The setting is in the outback of Australia, literally in the middle of nowhere. Through Ty and his all-encompassing love for his land, gained such appreciation for the beauty of the land and mysticism of Australia. I think it is a beautiful, moving novel that turns the traditional kidnapper story on its head, causing the reader to think about it for days weeks or months later.
I am really curious as to what Christopher wants readers to take away from this novel, because I am still unsure of what I myself have taken away, other than possibly Stockholm Syndrome for Ty. It has made me question myself and why I had such a deep emotional reaction to the book. I can see how this could be a controversial book for young readers.
At any rate, it is an intriguing read that I had trouble putting down, with a fascinating kidnapper, a warped love story, a dear dear camel, a slightly annoying main character, and an ending that doesn't give you full closure but enough to feel complete, yet still a lot is left to the reader's imagination.
on May 28, 2011

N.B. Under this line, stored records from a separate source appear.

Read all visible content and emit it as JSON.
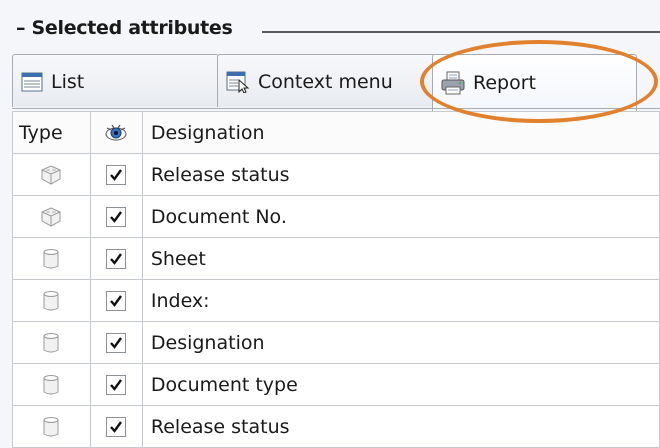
{
  "group": {
    "title": "– Selected attributes"
  },
  "tabs": [
    {
      "label": "List",
      "icon": "list-icon"
    },
    {
      "label": "Context menu",
      "icon": "context-menu-icon"
    },
    {
      "label": "Report",
      "icon": "report-icon",
      "active": true
    }
  ],
  "table": {
    "headers": {
      "type": "Type",
      "visible_icon": "eye-icon",
      "designation": "Designation"
    },
    "rows": [
      {
        "type_icon": "object-attribute-icon",
        "visible": true,
        "designation": "Release status"
      },
      {
        "type_icon": "object-attribute-icon",
        "visible": true,
        "designation": "Document No."
      },
      {
        "type_icon": "database-attribute-icon",
        "visible": true,
        "designation": "Sheet"
      },
      {
        "type_icon": "database-attribute-icon",
        "visible": true,
        "designation": "Index:"
      },
      {
        "type_icon": "database-attribute-icon",
        "visible": true,
        "designation": "Designation"
      },
      {
        "type_icon": "database-attribute-icon",
        "visible": true,
        "designation": "Document type"
      },
      {
        "type_icon": "database-attribute-icon",
        "visible": true,
        "designation": "Release status"
      }
    ]
  },
  "colors": {
    "highlight": "#e1802d",
    "grid_border": "#c6c9ce",
    "tab_border": "#a7abb2"
  }
}
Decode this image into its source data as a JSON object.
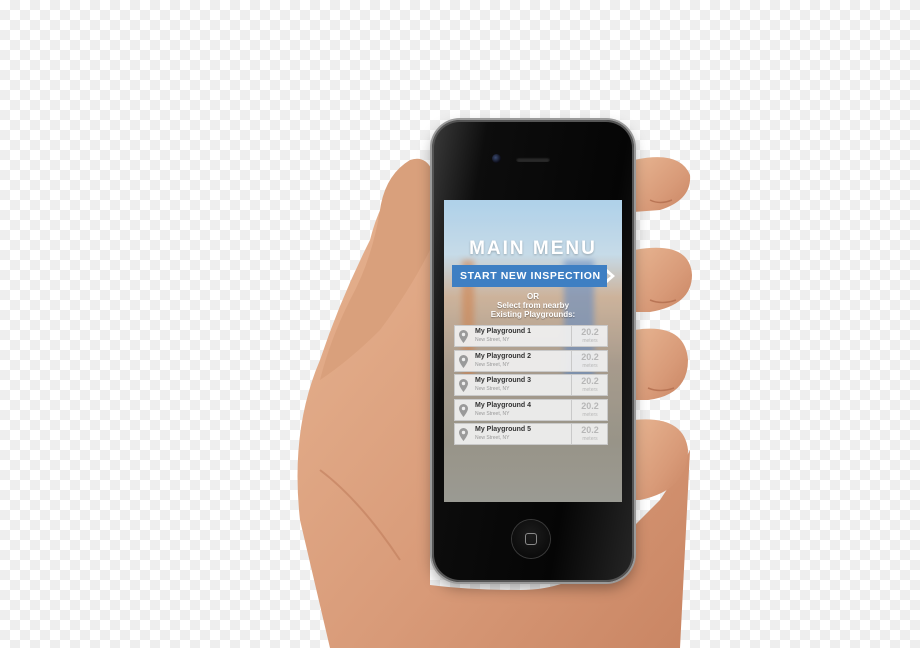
{
  "app": {
    "title": "MAIN MENU",
    "start_button_label": "START NEW INSPECTION",
    "or_label": "OR",
    "select_label_line1": "Select from nearby",
    "select_label_line2": "Existing Playgrounds:"
  },
  "playgrounds": [
    {
      "name": "My Playground 1",
      "street": "New Street, NY",
      "distance": "20.2",
      "unit": "meters"
    },
    {
      "name": "My Playground 2",
      "street": "New Street, NY",
      "distance": "20.2",
      "unit": "meters"
    },
    {
      "name": "My Playground 3",
      "street": "New Street, NY",
      "distance": "20.2",
      "unit": "meters"
    },
    {
      "name": "My Playground 4",
      "street": "New Street, NY",
      "distance": "20.2",
      "unit": "meters"
    },
    {
      "name": "My Playground 5",
      "street": "New Street, NY",
      "distance": "20.2",
      "unit": "meters"
    }
  ],
  "colors": {
    "accent": "#3e7fc3",
    "list_bg": "#eeeeee",
    "title_text": "#ffffff"
  },
  "icons": {
    "pin": "map-pin-icon",
    "chevron": "chevron-right-icon",
    "home": "home-button-icon"
  }
}
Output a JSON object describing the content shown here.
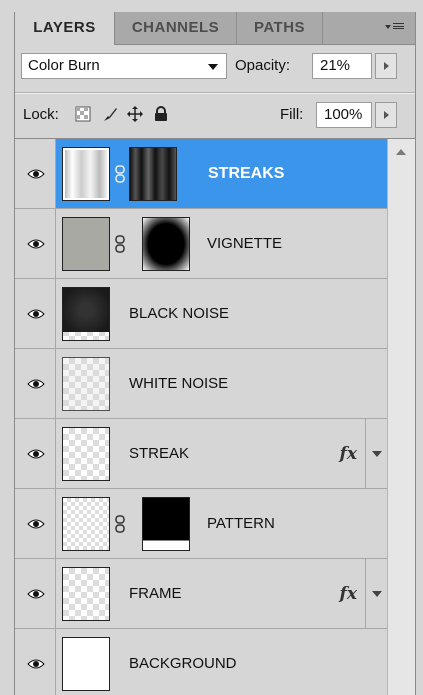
{
  "tabs": [
    {
      "label": "LAYERS",
      "active": true
    },
    {
      "label": "CHANNELS",
      "active": false
    },
    {
      "label": "PATHS",
      "active": false
    }
  ],
  "blend_mode": "Color Burn",
  "opacity": {
    "label": "Opacity:",
    "value": "21%"
  },
  "lock": {
    "label": "Lock:"
  },
  "fill": {
    "label": "Fill:",
    "value": "100%"
  },
  "layers": [
    {
      "name": "STREAKS",
      "selected": true,
      "has_mask": true,
      "fx": false
    },
    {
      "name": "VIGNETTE",
      "selected": false,
      "has_mask": true,
      "fx": false
    },
    {
      "name": "BLACK NOISE",
      "selected": false,
      "has_mask": false,
      "fx": false
    },
    {
      "name": "WHITE NOISE",
      "selected": false,
      "has_mask": false,
      "fx": false
    },
    {
      "name": "STREAK",
      "selected": false,
      "has_mask": false,
      "fx": true
    },
    {
      "name": "PATTERN",
      "selected": false,
      "has_mask": true,
      "fx": false
    },
    {
      "name": "FRAME",
      "selected": false,
      "has_mask": false,
      "fx": true
    },
    {
      "name": "BACKGROUND",
      "selected": false,
      "has_mask": false,
      "fx": false
    }
  ],
  "fx_label": "fx",
  "colors": {
    "selection": "#3b95ea",
    "panel": "#d6d6d6",
    "tabbar": "#a9a9a9"
  }
}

*spoiler alert* Stolen, I can't believe you are over! What a riveting, heart wrenching, loving, angry, hating story you are. This story left me feeling so many conflicting emotions! Ty, he is wrong in what he does, and you hate him for it. I think what is the most bothersome, is that Ty grew up in a terrible environment, parents abandon him, He raises himself and has a warped since of love and certain aspects of reality.Then he goes on to make some really messed up choices. There are so many things I wish could have been different,I wish Ty and Gemme could have had a healthy relationship. You since if things had been different they might have had a chance. This story does make you care for Ty and you want him to find love and be loved. UUGH!! Gemme, what person wants to go through the nightmare that she did. She was strong, courageous and never gave up. You love her for her strength and humanity. Gemme will always be haunted by what happened to her because of Ty. Just like Ty will always be haunted by his past. What a tragedy! This may only be a story but for many out there it is a reality!